|The Holy Kingdom of Xhodiar
|Motto: "Pheu Shechi Dxrghetouqrx"
Protected by the Gods
|Recognised regional languages||Xong|
|-||1917||The Holy Union|
770,849.48 sq mi
|Time zone||SXT (SCT+2)|
|-||Summer (DST)||not observed (SCT)|
|Part of a series on|
Xhodiar (IPA: /ˈxəʊdi.ɑ:(r)/, Xhorial: Qioľgis, IPA: [qʼs̩ʔoǁʱɣ̍ʃ]), officially the Holy Kingdom of Xhodiar, is a unitary state located in southern Baredina. It borders Yhael and Redia to the north, Yaina to the north-east, Sjuu to the east and Nolcik to the south. The state is governed by the Holy Royal Family who exercise jurisdiction over 20 provinces and one capital province, where the capital city, Kweqi, is located. The country has 56 million inhabitants, primarily centred in the northern third of the country, along the coast and rivers.
Xhodiar emerged as one of the earliest civilisations in Baredina. For millennia, the Ancient Xhovian Empire was ruled by monarchies who were also regarded as important spiritual leaders. The rulers are known as Hykiri, natively hayqhiwhi, and continue to be the heads of state and the national religion, Xhiuism, to this day.
Expansion to the west caused the empire to fracture into numerous smaller states. After the northern nation alliance of 750, Xhodiar entered a period of heavy isolation, only having contact with fellow Xhovian nations to the east, Yai and Xong, and to the south. These states continued to war sporadically until the Holy Unification of 1917 when the armies of the Holy Royal Family of inner Xhodiar finally took the southern-most regions of the nation.
Xhodiar is a founder state of both the Quedrel Union and the Xhovian Cultural Union.
- 1 Etymology
- 2 History
- 3 Geography
- 4 Politics
- 5 Economy
- 6 Demographics
- 7 Culture
- 8 See also
The Xhovian military, 'aqrxii, is organised into four subdivisions; Dhxrng (Army/Military Police and Special Forces), Pwouy (Navy/Coast Guard), Nah (Air Force), Zry (Monitoring Division). In 2015, military spending was estimated at 9.4% of the country’s GDP. The ‘aqrxii is normally commanded by the Uryqyiithii unless they have appointed a Chief of the Defence Section. The Uryqyiithii is currently the head of the military.
As of mid-2015, an estimated 3.7 million people were employed full-time by the ‘arqrxii. All adult citizens have had military training, so if necessary, the entire adult population could be conscripted. The current conscription model requires for citizens to begin military training with 15 and continue serving between 2 and 10 years depending on their assigned profession.
Xhodiar’s road network is amongst the sparsest in Baredina. As most citizens are prohibited from owning their own motorised vehicles, many areas do not have roads suitable for cars or motorbikes. Areas which do have roads don’t have speed limits.

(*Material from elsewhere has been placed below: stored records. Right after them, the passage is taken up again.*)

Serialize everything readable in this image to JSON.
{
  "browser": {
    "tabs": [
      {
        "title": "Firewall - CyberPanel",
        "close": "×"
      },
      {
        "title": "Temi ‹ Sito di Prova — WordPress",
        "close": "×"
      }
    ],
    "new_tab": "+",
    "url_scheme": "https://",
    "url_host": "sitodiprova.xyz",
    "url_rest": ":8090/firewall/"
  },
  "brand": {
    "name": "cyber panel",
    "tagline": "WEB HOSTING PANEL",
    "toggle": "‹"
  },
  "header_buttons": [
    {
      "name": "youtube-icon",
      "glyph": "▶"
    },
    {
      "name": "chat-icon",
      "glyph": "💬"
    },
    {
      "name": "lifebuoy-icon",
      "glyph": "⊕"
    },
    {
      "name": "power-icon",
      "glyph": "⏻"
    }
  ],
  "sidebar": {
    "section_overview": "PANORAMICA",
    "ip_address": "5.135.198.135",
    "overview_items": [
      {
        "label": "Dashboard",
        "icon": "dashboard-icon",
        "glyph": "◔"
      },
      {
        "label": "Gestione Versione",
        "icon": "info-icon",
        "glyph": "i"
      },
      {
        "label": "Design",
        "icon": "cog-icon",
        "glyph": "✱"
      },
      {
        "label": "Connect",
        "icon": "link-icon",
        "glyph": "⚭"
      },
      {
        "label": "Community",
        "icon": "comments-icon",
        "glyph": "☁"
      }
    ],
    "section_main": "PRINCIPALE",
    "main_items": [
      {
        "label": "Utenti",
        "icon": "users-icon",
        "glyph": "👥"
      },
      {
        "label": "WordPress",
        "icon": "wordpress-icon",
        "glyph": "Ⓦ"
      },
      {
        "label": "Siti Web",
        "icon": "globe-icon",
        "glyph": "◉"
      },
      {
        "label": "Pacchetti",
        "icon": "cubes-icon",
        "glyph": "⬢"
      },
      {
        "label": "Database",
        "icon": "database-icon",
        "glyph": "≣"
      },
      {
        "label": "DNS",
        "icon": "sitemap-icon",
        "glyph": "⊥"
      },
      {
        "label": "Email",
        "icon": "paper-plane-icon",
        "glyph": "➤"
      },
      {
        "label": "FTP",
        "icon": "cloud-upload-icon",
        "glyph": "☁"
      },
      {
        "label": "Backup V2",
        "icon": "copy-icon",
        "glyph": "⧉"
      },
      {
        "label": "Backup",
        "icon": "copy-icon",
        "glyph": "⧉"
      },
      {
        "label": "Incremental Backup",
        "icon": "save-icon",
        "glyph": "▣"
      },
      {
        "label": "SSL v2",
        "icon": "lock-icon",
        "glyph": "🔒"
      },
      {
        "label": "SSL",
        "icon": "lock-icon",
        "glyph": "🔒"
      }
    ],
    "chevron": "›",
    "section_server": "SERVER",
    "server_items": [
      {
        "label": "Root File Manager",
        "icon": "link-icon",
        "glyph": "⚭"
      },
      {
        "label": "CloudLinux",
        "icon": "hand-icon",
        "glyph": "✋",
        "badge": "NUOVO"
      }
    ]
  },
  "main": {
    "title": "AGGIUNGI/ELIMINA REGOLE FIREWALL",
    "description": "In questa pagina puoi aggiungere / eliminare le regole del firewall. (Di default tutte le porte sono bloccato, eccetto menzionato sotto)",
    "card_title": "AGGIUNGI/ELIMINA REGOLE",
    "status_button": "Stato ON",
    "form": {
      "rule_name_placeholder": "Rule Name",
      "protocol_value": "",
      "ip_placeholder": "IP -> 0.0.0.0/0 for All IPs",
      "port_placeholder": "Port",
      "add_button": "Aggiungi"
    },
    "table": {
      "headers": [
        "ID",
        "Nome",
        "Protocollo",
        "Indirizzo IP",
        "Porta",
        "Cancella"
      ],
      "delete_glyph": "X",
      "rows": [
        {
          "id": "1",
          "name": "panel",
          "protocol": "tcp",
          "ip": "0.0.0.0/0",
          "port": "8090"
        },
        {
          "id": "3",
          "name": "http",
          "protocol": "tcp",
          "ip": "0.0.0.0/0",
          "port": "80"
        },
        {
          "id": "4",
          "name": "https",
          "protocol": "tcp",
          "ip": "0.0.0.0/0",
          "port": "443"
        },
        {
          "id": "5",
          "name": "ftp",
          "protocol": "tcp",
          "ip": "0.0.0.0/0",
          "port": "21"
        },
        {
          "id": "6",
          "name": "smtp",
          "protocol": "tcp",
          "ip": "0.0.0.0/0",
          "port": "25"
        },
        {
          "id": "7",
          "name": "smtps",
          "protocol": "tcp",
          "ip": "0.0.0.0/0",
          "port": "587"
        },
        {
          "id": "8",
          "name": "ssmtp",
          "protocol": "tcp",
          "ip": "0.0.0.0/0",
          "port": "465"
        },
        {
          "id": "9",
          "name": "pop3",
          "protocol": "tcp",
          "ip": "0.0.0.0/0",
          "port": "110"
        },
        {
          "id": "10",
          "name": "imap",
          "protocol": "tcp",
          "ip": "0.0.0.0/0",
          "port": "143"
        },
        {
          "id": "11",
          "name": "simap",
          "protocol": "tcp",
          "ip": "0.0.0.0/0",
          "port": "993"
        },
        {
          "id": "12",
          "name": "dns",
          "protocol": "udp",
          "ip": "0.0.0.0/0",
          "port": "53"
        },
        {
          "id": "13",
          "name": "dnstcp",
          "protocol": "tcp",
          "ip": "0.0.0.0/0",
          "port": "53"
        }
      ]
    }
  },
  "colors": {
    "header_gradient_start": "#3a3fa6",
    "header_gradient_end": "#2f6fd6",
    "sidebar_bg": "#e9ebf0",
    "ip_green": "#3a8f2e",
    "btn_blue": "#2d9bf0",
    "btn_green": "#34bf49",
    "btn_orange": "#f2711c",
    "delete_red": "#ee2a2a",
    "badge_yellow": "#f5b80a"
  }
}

Each settlement has an individual network of trams and is connected to the national, polycentric network of high-speed trains.
Xhodiar has a number of airports, most of which only accept cargo flights. The airport in the capital city of Kweqi is able to accept both cargo and passengers but tourism is a very small industry in Xhodiar.
Science and technology
Xhovians are very passionate about their sport but rarely partake in international competitions. Foreign sports are largely unknown in Xhodiar, some, such as tennis, even being banned. There are three television stations dedicated to the sports of Hyklan, Khatresht, and Golhung (natively Hikhą, Whatheìt, and Gosuŋ) all of which are traditional Xhovian sports.
Hyklan is a score-based, team game which can be played with any number of teams of any size, as long as all the teams are all the same size. National matches are usually played with 70 players per team and 3-6 teams. A set of usually 100 spherical balls, 25cm in diameter, placed in a large hole in the centre of the playing field. To score a team must transport as many of these balls as possible into their own nets. The team with the most points at the end of a match wins. This game can be quite dangerous as rules of conduct are very unrestrictive, serious injuries and even death are not infrequent.